Absence of pride (amänitvam) is an important value as without it, it is not possible to retain a peaceful disposition of the mind. As a proud person, we expect others to recognize and respect us. We are hurt and angry when the response falls below our expectations. Thus, our happiness depends on others giving us respect. When we are hurt, we start planning to teach a lesson to the person who has caused the hurt. The hurt does not heal itself easily like the physical wounds. It remains intact and we continue to be disturbed. To avoid it, we should be content with what we have so that we are happy regardless of whether it brings us respect or not. This attitude makes us a person with a harmonious frame of mind.


When we are proud, we expect to be respected for what we are; when we are pretentious, we show off more than what we are. Pretension arises out of the deep sense of inadequacy. When we are pretending, we deliberately remain away from ourselves. When we cannot be with ourselves, acquiring self-knowledge is impossible. We have to face ourselves and own up to the limitations that hurt us and avoid the disintegration of our personality through unpretentiousness (adambhitvam).
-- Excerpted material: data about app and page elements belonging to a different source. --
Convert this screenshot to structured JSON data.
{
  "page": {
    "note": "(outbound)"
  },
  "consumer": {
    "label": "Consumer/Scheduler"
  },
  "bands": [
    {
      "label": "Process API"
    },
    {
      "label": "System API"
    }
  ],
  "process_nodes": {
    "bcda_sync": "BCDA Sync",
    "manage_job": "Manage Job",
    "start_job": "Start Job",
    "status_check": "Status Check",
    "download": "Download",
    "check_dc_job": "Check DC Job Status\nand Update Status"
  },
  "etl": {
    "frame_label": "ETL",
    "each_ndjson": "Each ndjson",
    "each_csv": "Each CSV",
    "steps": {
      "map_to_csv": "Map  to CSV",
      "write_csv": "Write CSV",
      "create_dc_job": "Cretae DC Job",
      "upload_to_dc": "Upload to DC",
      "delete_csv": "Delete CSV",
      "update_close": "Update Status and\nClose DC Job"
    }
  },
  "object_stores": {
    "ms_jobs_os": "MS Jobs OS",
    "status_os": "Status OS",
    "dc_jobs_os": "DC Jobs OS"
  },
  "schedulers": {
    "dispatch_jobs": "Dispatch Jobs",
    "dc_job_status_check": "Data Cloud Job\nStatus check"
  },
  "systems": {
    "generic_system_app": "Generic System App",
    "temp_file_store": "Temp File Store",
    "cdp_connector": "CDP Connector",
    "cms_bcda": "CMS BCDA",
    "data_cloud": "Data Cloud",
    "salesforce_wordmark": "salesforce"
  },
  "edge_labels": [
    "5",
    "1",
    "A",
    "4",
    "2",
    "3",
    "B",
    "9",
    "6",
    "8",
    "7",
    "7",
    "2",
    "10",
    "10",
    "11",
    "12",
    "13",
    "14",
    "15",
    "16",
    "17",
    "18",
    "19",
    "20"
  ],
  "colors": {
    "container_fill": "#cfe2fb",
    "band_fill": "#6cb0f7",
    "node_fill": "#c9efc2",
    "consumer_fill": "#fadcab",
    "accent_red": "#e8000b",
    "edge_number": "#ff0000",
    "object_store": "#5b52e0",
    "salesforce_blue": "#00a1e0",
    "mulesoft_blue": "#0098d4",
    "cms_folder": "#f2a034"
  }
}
Accommodation (kñänti) is a saintly value like non-injury (ahiàsä). A saint does not consciously hurt another person in any way and accommodates persons just as they are and has the endless capacity to accept others. He grants others the freedom to be what they are. When we are accommodative like the saint, we respond to the person and not to the action. We see wrong action as a mistake born of inner conflict and are humane to the person who commits it. The attitude to be accommodative expands our heart to accept people as they are, without desiring or demanding that they be different. Our mind is tranquil in any situation that we face. Such a mind is receptive to self-knowledge.


85.Samädhänaà kim? What is samädhänam? Cittaikägratä| Unwavering steadiness of the mind.  (Çaìkaräcärya, Tattva-bodha, Central Chinmaya Mission Trust, p. 16.)
86. Båhadäraëyaka Upaniñad, 4.4.23. says: Tasmädevaà vicchänto dänta uparatastititkñuù samähito bhütvätmanyevätmänaà pasyati.. Therefore, he who knows it as such becomes self-controlled, calm, withdrawn into himself, patient and collected; he sees the self in his own self; he sees all as the self.
87. This is called intense seeking of freedom or tévra-mumukñutvam.
88. Dhiyaà yaräti iti dhéraù|
89. sarvaà jévitamalpameva tavaiva vähästava nåtyagéte|Kaöha Upaniñad, 1.1.26.
90. This is called jijñäsä-vairägya or desire for knowledge born out of dispassion.
91. This chapter is based essentially on Swami Dayananda, The Sadhana and the Sadhya.
92. Desire-prompted action is called kämya-karma.
93. Bhagavadgétä, 13. 8 to 12. They are: humility, simplicity, non-injury, forbearance, honesty, service to the teacher, purity, steadfastness, self-control, detachment from sense objects, absence of egoism, constant awareness of misery in birth, death, disease etc., dispassion, non-identification with son, wife, house etc., equanimity in desirable and undesirable situations, unswerving devotion to Éçvara, seclusion, non-indulgence in people’s company, constant self-enquiry and not losing sight of the fruit of knowledge. These are dealt with in detail in Swami Dayananda, The Value of Values.


Go to Part 15


Page last updated: 19-Feb-2015